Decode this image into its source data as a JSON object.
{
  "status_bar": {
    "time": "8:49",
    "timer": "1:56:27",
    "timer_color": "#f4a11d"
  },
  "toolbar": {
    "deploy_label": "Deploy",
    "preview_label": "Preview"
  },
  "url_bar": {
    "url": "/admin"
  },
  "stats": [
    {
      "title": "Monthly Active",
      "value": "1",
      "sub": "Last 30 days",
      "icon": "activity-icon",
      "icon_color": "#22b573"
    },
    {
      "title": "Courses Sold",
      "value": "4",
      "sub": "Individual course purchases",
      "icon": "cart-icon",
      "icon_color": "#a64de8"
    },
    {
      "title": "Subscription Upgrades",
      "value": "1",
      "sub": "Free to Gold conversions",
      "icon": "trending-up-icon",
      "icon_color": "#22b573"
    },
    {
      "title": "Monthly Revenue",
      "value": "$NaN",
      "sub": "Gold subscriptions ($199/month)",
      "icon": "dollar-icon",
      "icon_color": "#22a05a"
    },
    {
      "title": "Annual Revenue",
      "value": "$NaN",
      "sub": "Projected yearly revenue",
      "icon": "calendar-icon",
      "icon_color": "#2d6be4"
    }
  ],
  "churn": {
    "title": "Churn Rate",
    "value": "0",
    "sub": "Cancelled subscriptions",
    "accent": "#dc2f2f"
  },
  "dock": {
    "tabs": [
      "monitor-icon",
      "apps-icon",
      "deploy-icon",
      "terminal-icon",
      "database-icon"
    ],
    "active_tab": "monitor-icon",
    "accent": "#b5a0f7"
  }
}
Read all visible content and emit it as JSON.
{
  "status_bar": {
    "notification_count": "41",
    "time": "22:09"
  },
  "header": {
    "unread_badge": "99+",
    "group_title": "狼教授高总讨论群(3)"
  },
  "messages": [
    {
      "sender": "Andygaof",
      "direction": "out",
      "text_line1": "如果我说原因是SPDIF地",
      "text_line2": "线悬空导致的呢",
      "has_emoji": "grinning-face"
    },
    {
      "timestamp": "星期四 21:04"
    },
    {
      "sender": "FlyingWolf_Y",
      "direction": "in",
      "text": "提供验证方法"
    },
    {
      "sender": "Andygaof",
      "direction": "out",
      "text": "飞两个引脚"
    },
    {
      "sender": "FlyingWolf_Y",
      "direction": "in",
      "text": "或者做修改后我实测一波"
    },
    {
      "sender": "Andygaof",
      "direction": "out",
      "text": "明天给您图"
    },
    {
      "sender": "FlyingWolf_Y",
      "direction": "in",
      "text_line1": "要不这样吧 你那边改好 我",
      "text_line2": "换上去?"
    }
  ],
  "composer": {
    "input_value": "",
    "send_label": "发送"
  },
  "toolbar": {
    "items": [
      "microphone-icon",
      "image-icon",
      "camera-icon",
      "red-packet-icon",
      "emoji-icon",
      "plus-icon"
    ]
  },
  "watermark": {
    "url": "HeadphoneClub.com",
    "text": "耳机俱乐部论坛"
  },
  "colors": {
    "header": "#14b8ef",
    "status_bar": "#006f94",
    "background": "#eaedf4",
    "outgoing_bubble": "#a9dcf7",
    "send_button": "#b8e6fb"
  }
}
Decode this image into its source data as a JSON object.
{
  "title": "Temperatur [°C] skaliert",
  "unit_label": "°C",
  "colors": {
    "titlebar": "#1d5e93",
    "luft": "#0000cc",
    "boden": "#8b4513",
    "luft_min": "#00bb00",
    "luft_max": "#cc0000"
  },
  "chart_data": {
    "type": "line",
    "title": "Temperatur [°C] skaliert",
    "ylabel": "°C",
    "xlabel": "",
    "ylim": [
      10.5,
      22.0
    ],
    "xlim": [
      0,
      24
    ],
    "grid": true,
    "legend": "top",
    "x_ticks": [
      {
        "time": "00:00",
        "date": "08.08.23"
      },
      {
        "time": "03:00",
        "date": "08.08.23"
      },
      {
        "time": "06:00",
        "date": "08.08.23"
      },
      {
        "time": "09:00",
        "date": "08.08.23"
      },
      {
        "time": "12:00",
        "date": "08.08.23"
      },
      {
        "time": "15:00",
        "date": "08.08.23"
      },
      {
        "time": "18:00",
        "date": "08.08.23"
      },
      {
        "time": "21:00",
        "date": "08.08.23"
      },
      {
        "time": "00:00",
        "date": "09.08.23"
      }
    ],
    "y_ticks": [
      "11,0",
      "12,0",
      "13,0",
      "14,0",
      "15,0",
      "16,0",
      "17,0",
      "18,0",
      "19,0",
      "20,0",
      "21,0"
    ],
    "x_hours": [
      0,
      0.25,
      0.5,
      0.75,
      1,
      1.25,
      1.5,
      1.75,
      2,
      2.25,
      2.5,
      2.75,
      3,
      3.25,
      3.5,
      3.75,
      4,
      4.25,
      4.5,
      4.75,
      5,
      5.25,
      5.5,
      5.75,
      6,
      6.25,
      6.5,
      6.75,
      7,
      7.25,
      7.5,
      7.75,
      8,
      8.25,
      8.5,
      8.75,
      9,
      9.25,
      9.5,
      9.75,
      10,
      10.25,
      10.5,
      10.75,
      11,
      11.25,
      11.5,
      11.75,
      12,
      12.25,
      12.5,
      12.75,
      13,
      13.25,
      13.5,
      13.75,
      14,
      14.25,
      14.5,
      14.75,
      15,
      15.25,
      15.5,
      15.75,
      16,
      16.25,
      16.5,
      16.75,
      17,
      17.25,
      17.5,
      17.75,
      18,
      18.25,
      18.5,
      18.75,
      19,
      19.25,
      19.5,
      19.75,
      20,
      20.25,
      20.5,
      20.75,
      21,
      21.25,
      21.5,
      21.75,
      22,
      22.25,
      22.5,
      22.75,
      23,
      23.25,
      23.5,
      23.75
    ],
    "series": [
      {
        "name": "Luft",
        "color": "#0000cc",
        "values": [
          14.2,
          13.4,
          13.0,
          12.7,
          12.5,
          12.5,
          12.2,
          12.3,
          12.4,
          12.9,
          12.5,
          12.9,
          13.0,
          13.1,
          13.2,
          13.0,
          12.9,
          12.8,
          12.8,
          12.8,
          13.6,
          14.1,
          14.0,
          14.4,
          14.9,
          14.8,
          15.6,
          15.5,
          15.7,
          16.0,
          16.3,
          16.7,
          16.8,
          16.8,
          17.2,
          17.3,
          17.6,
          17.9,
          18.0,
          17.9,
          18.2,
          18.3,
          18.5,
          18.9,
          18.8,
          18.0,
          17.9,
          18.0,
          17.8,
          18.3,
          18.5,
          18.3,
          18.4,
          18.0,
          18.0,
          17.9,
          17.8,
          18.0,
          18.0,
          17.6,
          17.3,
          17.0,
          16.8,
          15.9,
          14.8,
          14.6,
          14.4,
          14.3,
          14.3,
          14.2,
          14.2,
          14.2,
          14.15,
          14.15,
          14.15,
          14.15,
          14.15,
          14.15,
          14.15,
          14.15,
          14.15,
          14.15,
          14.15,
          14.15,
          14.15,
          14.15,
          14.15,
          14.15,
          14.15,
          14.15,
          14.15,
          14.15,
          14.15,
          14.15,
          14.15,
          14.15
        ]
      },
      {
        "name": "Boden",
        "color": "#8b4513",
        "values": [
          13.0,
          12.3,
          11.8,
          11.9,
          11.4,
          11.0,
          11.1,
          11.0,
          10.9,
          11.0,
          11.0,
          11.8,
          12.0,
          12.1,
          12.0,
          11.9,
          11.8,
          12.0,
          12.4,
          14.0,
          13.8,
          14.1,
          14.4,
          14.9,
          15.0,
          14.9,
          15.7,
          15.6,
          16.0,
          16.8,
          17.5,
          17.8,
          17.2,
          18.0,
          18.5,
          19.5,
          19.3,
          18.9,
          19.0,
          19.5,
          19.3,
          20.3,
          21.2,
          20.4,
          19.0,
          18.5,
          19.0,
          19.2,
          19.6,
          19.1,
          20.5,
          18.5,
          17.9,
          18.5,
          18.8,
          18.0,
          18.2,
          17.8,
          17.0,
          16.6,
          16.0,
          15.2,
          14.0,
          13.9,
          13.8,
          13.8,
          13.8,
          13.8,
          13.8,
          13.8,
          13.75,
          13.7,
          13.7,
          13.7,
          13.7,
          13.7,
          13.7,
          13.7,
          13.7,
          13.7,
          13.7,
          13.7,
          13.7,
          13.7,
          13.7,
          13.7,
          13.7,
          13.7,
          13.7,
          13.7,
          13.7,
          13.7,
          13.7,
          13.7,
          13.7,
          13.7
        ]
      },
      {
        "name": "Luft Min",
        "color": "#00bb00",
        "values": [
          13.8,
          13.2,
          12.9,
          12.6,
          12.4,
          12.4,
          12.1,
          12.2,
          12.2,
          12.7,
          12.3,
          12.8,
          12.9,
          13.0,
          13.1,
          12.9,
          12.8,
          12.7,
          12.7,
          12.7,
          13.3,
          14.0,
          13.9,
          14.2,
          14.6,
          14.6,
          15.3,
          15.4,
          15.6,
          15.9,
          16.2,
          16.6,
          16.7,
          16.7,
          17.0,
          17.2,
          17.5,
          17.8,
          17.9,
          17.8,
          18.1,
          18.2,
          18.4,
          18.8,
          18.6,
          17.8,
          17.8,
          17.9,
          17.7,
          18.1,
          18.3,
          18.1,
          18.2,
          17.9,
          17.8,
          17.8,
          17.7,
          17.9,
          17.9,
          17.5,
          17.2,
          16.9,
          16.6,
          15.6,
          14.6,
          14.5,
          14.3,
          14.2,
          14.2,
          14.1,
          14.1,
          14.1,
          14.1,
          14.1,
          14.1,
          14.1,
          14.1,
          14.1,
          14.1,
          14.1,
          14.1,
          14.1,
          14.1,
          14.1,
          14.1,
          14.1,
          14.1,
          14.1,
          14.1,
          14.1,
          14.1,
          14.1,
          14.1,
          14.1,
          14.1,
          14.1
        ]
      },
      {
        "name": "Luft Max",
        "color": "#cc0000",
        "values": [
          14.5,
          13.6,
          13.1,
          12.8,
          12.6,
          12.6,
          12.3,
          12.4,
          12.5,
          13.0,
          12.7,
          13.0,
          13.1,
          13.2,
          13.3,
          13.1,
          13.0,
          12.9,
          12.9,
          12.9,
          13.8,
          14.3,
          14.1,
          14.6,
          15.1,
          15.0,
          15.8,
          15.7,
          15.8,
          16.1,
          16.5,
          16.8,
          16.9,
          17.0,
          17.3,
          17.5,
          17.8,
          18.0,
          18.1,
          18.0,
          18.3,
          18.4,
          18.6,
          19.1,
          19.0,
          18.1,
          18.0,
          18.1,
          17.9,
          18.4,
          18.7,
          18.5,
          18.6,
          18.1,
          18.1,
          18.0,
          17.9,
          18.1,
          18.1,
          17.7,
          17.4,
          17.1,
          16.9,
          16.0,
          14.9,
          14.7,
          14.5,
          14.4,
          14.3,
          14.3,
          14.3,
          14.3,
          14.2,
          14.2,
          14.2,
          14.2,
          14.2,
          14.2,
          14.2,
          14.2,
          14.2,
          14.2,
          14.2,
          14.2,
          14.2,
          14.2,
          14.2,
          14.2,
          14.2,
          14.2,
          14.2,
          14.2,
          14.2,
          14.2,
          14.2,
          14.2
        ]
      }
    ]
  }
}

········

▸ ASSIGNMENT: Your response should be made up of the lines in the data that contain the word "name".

▸ ANSWER SPACE:
        "name": "Luft",
        "name": "Boden",
        "name": "Luft Min",
        "name": "Luft Max",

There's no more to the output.